Public Policy and Administration


Victoria A. Landu-Adams


The misuse of antimicrobials (AM) constitutes a huge problem in developing countries, including Nigeria, posing severe public health threats to the populace’s health. Misuse contributes to the high consumption of AM, driving the emergence and spread of antimicrobial resistance (AMR). Establishing functional antimicrobial stewardship (AMS) programs at the health facility levels is recognized as an effective and efficient strategies to tackle AMR. Literature is replete with evidence of poor prescription practices, but few studies assessing the factors contributing to inappropriate use of AM in Nigeria exist. The purpose of this study was to improve the understanding of AMS practice at the three-tiered level of care to promote rational use of AM. The theoretical framework is the theory of planned behavior. A qualitative case study was used with a purposeful sample size of 30 participants drawn from two primary, two secondary, and two tertiary health facilities in Nigeria. Data were coded and categorized for thematic analysis. Emergent themes include lack of AMS programs, no guidelines, lack of modern equipment and incorrect diagnosis, absence of continuous medical education, limited access to quality-assured and affordable medicines, imbalance of power among professionals, and pervasive external influence of pharmaceutical marketing companies. The recommendation is to strengthen AMS programs’ policy and governance framework at the national and health facility levels. Strengthening process governance aligned with the aims and structure of the AMS program would contribute to positive social change through rational AM use.

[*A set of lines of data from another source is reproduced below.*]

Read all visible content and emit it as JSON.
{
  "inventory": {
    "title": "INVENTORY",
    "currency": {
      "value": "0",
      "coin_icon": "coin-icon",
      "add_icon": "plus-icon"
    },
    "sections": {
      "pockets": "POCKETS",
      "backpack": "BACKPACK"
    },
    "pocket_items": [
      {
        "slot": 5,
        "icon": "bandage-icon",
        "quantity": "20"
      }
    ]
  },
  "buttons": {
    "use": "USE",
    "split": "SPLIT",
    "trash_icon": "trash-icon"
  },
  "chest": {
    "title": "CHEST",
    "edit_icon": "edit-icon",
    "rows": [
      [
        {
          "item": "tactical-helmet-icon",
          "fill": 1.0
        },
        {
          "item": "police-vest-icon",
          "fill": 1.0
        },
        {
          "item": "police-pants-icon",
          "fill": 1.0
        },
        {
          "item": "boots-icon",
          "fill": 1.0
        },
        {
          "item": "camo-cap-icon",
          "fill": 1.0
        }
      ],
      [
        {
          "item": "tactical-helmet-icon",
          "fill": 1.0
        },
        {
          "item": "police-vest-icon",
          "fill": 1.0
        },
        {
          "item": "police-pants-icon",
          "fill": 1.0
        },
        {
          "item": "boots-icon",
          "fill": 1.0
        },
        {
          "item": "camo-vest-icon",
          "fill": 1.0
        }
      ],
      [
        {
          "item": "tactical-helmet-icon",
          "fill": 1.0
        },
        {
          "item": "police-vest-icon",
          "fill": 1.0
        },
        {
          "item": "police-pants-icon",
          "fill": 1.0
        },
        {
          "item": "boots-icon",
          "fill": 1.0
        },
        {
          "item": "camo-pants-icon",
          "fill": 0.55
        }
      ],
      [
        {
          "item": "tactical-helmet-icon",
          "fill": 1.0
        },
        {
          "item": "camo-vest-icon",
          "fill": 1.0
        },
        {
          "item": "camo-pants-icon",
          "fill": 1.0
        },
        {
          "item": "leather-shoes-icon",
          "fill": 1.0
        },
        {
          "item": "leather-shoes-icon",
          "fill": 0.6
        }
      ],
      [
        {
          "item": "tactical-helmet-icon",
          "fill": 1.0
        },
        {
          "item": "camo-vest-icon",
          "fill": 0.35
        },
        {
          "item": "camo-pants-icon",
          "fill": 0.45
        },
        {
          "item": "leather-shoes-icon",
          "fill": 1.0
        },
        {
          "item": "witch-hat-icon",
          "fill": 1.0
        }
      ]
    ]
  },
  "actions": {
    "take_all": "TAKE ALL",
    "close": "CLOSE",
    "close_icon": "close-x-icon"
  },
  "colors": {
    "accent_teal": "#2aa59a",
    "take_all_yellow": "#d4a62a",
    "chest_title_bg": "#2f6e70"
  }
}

Rational AM use would preserve universal access to quality-assured, effective, and affordable AM for those seeking care in Nigeria.